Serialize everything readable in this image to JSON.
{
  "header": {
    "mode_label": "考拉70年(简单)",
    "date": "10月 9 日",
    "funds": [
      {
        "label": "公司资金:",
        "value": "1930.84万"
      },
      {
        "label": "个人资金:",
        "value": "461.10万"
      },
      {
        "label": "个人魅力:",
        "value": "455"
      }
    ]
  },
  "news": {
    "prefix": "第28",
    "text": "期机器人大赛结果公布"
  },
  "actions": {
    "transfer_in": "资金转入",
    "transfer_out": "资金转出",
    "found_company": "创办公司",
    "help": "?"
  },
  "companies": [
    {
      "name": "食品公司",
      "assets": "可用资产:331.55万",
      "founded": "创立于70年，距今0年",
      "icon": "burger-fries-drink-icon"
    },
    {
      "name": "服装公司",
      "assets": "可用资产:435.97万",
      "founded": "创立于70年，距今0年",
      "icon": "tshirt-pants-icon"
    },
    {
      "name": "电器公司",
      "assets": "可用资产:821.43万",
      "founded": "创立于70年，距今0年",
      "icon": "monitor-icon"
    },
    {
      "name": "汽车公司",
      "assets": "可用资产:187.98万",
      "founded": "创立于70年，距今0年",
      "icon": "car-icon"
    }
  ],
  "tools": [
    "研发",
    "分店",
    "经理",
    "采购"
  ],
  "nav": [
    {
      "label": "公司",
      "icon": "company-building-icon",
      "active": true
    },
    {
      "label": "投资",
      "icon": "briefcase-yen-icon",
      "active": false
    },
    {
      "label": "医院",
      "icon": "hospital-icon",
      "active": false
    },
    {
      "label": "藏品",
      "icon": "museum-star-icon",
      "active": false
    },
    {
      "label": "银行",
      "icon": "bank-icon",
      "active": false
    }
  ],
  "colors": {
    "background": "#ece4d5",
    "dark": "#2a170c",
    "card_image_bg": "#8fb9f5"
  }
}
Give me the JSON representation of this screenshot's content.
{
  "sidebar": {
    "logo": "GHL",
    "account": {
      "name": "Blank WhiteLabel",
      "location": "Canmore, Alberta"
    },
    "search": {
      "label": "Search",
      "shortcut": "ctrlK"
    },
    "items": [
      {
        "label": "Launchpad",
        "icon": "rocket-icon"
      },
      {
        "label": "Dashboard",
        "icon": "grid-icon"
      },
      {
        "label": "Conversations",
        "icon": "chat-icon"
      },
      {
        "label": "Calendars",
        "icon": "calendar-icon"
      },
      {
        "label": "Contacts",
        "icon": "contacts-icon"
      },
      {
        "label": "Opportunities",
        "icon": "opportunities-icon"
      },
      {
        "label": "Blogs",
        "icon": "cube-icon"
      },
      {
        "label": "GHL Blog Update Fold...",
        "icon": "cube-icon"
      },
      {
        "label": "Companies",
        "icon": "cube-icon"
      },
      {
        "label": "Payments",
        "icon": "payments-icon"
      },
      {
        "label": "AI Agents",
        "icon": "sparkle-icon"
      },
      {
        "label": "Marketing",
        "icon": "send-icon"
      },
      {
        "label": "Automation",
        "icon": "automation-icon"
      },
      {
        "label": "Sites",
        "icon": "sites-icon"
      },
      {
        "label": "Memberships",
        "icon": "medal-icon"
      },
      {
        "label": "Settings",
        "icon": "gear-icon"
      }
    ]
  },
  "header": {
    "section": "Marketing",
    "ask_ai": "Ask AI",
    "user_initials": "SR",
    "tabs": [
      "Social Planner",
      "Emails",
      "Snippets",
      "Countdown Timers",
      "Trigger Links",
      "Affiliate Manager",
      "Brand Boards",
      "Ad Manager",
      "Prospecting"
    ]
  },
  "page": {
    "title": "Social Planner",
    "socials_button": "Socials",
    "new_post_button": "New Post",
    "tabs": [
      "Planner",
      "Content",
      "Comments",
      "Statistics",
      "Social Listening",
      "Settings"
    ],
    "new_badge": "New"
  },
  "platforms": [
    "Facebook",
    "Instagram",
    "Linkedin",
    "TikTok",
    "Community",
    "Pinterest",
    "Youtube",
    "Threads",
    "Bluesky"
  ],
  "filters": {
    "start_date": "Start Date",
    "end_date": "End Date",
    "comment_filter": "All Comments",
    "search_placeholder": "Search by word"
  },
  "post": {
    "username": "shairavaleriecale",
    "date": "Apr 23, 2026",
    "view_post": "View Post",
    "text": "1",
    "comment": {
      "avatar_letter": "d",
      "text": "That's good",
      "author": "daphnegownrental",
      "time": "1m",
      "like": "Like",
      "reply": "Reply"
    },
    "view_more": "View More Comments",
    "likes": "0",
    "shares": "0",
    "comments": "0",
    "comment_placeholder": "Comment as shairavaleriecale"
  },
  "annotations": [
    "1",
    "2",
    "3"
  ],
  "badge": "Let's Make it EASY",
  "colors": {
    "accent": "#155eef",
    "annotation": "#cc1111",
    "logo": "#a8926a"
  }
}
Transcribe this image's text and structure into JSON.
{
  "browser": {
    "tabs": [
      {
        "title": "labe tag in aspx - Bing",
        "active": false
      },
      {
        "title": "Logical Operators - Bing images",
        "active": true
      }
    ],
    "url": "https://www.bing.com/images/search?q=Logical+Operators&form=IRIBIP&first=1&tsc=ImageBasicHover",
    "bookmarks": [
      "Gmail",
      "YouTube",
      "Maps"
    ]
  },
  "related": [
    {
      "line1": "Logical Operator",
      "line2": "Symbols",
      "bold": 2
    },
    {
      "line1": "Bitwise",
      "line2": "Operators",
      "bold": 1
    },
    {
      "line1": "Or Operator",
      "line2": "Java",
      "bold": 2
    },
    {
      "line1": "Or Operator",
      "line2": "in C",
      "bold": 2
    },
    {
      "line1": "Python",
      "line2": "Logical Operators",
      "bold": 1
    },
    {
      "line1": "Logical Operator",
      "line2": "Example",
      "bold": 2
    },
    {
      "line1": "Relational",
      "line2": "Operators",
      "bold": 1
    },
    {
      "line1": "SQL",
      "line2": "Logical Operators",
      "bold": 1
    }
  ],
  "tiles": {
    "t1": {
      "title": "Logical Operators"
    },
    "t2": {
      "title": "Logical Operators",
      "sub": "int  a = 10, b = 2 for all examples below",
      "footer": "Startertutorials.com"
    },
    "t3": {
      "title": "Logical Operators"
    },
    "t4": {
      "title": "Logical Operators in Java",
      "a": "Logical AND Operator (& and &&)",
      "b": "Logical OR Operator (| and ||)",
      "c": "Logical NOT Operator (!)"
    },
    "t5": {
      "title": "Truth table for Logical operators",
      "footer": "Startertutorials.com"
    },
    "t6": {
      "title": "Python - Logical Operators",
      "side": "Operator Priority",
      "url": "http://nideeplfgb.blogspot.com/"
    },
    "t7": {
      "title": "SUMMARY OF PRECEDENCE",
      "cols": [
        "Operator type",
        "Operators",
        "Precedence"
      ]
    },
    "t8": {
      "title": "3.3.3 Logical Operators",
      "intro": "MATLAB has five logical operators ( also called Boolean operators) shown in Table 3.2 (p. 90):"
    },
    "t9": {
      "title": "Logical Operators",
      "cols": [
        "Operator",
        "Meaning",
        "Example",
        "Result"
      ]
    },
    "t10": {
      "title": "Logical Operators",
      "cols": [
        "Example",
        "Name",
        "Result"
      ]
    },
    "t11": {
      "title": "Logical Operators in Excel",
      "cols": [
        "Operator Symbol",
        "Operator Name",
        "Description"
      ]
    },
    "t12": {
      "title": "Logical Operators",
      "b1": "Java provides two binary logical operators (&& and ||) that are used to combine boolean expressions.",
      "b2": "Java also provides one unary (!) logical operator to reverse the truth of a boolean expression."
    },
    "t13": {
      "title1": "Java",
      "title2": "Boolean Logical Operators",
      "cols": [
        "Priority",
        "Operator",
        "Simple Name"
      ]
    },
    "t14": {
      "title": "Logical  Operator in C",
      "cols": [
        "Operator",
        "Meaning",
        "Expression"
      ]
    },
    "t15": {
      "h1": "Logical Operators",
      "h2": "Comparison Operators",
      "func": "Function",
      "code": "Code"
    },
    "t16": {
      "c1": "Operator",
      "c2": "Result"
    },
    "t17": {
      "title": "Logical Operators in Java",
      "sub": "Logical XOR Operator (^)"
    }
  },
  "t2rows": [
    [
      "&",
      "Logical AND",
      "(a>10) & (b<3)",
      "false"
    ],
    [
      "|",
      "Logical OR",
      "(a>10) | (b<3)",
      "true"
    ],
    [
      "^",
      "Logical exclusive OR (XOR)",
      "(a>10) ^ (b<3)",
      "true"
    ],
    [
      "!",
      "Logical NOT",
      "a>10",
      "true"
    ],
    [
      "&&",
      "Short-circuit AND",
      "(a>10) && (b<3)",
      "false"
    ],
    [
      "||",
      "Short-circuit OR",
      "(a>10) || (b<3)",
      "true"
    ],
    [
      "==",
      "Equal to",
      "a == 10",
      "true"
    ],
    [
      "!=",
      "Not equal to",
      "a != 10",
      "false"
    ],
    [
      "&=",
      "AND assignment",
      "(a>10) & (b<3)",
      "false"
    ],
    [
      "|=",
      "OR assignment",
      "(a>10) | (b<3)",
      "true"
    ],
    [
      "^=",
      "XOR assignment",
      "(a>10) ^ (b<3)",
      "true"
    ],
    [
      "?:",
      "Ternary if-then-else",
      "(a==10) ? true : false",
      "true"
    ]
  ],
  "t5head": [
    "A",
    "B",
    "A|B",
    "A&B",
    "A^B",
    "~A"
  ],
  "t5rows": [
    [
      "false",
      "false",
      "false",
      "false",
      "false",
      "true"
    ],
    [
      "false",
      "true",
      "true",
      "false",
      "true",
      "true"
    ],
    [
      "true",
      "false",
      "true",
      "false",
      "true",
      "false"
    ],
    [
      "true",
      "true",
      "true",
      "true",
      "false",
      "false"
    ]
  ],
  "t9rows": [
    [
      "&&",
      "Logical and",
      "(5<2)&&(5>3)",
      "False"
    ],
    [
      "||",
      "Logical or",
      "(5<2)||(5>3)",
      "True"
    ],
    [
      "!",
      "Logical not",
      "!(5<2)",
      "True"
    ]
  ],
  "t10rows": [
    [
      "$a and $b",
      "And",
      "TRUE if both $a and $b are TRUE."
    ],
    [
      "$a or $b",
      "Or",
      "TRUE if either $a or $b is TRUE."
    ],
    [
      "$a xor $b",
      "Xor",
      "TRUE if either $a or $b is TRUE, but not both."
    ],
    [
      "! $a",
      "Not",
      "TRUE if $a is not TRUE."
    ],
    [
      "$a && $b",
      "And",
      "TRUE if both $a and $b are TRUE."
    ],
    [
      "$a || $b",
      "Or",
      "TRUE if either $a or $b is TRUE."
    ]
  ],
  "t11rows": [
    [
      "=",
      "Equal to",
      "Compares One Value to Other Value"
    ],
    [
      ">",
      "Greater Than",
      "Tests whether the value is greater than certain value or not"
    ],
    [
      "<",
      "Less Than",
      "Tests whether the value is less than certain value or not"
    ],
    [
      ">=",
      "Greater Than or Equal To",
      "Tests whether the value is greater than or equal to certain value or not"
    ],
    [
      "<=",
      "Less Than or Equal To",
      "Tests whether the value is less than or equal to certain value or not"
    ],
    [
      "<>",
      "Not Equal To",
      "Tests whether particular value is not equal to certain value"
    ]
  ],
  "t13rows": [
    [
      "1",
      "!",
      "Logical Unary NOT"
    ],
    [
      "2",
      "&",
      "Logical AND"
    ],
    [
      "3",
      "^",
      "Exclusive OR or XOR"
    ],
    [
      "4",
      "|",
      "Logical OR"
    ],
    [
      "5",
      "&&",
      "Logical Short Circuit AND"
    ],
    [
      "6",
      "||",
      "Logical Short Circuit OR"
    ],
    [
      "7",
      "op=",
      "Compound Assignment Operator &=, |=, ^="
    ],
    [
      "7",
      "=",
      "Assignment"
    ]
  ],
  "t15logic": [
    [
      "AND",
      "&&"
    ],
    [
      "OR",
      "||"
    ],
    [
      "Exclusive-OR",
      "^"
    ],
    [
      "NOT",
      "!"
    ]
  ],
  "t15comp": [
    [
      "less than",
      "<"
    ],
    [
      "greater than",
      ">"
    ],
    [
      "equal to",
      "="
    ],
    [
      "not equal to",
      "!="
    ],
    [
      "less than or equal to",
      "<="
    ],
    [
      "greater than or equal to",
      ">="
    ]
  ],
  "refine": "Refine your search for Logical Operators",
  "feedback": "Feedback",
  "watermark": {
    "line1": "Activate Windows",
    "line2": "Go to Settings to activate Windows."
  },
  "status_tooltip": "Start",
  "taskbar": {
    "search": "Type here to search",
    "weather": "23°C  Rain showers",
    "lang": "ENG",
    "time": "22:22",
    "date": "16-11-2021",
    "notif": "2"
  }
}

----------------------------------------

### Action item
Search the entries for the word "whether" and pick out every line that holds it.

### Problem solution
      "Tests whether the value is greater than certain value or not"
      "Tests whether the value is less than certain value or not"
      "Tests whether the value is greater than or equal to certain value or not"
      "Tests whether the value is less than or equal to certain value or not"
      "Tests whether particular value is not equal to certain value"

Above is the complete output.